(Dataset excerpts)

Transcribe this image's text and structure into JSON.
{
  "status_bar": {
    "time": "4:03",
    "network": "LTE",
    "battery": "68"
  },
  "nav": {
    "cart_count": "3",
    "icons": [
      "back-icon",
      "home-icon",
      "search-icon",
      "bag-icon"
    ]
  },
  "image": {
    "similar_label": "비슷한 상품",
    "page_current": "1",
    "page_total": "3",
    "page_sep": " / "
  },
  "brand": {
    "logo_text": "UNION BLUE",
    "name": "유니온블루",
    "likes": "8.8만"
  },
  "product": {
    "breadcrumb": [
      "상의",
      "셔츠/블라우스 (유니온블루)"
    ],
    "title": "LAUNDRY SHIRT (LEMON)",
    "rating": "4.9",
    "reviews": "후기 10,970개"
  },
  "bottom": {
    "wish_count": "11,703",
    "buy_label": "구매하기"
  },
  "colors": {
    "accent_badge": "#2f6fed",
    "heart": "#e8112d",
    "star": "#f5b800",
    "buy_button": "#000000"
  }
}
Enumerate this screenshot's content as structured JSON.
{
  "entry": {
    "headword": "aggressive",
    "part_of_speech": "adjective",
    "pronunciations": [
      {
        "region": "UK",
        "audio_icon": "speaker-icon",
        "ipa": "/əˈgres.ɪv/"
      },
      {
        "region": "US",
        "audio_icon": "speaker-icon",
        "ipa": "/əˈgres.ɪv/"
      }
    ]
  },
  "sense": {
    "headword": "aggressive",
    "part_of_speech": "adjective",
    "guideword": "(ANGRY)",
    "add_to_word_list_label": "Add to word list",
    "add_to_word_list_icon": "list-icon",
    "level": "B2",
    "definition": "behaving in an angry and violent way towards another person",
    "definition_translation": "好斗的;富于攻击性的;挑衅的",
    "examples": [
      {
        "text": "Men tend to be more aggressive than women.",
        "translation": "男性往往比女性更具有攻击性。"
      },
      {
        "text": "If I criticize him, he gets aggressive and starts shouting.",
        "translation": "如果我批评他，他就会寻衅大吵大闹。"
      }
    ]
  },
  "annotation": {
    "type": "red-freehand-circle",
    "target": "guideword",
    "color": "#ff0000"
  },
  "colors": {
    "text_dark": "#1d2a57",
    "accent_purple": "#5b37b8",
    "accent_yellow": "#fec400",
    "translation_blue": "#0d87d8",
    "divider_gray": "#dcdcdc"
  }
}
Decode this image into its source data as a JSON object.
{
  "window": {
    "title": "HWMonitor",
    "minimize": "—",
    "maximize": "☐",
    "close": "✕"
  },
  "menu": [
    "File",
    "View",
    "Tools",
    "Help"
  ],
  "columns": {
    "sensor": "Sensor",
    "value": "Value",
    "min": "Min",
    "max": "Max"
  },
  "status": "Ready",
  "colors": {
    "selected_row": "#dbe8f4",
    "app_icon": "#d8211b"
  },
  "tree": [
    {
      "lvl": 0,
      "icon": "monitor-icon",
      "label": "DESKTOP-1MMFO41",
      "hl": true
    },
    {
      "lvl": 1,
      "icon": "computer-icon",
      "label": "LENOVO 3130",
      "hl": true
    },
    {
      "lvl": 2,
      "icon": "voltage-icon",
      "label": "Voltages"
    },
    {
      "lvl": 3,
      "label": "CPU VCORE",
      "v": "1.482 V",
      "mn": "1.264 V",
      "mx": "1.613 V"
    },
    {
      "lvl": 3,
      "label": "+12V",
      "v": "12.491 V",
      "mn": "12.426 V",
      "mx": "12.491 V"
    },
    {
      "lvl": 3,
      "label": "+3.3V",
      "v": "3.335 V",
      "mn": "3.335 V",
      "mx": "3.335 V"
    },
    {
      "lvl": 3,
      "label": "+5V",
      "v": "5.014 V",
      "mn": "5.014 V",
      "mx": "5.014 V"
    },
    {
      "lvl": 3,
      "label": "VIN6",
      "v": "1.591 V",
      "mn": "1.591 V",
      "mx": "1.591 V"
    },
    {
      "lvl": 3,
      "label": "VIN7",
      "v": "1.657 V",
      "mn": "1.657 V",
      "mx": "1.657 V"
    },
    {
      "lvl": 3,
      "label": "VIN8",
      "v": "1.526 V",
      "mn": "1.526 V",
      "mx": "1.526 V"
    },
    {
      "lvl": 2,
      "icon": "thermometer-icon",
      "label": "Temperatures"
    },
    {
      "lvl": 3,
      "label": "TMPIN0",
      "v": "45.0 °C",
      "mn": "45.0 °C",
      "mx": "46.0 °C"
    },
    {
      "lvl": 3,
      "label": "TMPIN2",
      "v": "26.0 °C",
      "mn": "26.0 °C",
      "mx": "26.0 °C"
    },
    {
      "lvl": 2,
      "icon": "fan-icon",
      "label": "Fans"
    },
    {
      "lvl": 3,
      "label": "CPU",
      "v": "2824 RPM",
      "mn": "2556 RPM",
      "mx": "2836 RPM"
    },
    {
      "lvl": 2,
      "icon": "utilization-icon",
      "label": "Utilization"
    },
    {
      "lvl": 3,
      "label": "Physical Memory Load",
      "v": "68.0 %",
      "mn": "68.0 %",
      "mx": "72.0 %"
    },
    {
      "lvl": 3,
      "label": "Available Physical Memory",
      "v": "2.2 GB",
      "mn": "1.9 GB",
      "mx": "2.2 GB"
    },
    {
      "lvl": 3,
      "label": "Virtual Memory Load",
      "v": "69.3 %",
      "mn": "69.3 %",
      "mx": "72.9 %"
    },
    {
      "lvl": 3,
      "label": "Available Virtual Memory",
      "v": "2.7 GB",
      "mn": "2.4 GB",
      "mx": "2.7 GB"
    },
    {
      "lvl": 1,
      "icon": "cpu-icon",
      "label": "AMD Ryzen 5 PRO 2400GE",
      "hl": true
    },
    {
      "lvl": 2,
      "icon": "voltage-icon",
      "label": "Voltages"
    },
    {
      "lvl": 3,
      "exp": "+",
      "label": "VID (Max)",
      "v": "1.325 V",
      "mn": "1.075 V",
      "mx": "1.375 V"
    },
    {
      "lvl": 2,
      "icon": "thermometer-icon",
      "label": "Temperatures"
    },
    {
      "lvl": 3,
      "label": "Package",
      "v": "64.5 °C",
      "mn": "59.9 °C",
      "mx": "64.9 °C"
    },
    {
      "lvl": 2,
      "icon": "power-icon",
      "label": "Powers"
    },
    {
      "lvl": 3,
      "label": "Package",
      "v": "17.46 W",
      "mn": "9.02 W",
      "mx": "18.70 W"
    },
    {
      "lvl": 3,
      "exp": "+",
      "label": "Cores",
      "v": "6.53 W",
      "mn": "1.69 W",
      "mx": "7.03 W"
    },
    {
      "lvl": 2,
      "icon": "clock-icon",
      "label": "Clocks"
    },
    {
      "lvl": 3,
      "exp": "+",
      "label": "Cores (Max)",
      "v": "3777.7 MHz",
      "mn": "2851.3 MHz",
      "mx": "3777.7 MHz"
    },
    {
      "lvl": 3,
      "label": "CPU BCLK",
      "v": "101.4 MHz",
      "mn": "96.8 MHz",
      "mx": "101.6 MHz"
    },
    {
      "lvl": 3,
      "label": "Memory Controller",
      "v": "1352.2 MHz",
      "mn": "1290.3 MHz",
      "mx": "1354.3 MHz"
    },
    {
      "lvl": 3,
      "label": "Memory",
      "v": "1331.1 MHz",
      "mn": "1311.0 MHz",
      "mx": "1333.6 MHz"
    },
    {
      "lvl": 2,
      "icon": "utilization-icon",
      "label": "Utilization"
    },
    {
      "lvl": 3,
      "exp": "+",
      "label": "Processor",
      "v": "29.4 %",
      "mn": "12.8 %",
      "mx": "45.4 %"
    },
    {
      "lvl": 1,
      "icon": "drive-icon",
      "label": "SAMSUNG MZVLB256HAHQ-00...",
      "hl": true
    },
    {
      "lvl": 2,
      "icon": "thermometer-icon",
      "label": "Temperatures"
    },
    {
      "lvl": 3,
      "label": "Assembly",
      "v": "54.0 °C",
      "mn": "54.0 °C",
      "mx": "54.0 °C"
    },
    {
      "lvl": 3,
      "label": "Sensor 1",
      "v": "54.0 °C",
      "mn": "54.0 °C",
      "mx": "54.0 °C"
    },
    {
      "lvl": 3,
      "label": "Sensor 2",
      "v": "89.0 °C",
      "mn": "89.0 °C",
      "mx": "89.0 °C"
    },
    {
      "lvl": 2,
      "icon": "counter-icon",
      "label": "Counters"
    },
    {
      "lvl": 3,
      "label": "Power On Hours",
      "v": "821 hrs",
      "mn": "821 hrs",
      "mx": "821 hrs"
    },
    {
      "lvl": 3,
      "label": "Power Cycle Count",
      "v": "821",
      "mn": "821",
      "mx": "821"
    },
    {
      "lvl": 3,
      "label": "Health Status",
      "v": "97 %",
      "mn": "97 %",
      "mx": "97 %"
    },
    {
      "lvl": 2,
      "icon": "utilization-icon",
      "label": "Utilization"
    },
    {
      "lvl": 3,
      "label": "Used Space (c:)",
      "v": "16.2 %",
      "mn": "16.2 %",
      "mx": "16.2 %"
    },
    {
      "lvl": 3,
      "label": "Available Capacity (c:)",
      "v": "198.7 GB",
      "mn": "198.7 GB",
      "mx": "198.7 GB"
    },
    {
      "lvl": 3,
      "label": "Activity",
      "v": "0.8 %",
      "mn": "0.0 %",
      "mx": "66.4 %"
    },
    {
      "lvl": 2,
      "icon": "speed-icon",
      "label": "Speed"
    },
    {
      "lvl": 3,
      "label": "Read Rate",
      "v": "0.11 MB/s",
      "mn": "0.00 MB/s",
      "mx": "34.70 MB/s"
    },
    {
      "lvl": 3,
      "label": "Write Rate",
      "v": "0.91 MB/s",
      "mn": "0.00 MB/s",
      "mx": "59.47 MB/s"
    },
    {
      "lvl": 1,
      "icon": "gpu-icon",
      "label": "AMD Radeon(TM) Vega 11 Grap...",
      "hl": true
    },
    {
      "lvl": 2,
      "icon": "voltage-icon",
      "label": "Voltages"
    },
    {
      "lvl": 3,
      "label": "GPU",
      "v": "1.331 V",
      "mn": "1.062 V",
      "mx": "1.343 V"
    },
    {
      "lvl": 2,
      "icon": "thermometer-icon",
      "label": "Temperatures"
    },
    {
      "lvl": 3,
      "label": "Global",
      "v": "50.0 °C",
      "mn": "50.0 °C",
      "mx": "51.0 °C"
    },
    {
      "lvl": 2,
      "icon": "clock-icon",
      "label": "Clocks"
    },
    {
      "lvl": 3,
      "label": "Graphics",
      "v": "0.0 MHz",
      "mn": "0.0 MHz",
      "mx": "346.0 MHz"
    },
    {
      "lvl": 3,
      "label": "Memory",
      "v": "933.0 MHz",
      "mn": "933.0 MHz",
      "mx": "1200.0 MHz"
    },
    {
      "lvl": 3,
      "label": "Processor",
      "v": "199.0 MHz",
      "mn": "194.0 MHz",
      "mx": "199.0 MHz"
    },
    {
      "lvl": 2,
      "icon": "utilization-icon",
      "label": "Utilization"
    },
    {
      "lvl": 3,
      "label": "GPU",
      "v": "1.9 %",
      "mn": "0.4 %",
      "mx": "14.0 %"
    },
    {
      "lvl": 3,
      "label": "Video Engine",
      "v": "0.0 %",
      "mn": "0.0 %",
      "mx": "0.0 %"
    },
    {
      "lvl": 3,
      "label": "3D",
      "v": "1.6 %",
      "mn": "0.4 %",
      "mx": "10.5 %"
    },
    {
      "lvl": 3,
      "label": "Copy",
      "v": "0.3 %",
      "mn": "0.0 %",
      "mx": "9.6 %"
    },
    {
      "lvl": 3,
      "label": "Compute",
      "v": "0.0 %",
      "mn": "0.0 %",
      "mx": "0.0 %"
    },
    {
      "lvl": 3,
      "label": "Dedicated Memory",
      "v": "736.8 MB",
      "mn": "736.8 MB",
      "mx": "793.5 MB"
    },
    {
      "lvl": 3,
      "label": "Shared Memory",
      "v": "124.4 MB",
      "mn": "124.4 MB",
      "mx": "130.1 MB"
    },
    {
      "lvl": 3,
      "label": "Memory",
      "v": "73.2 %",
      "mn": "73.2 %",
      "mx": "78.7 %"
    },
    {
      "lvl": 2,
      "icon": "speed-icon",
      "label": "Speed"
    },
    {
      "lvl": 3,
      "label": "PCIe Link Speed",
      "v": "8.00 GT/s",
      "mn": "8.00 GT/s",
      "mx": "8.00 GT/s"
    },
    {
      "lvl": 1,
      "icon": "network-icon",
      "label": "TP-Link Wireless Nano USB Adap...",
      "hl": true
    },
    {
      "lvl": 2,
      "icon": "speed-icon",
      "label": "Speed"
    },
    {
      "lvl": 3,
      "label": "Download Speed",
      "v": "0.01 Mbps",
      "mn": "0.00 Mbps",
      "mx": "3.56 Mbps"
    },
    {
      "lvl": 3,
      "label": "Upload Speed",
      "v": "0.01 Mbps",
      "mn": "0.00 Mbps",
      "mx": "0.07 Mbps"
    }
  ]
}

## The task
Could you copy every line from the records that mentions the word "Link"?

## Response to the task
      "label": "PCIe Link Speed",
      "label": "TP-Link Wireless Nano USB Adap...",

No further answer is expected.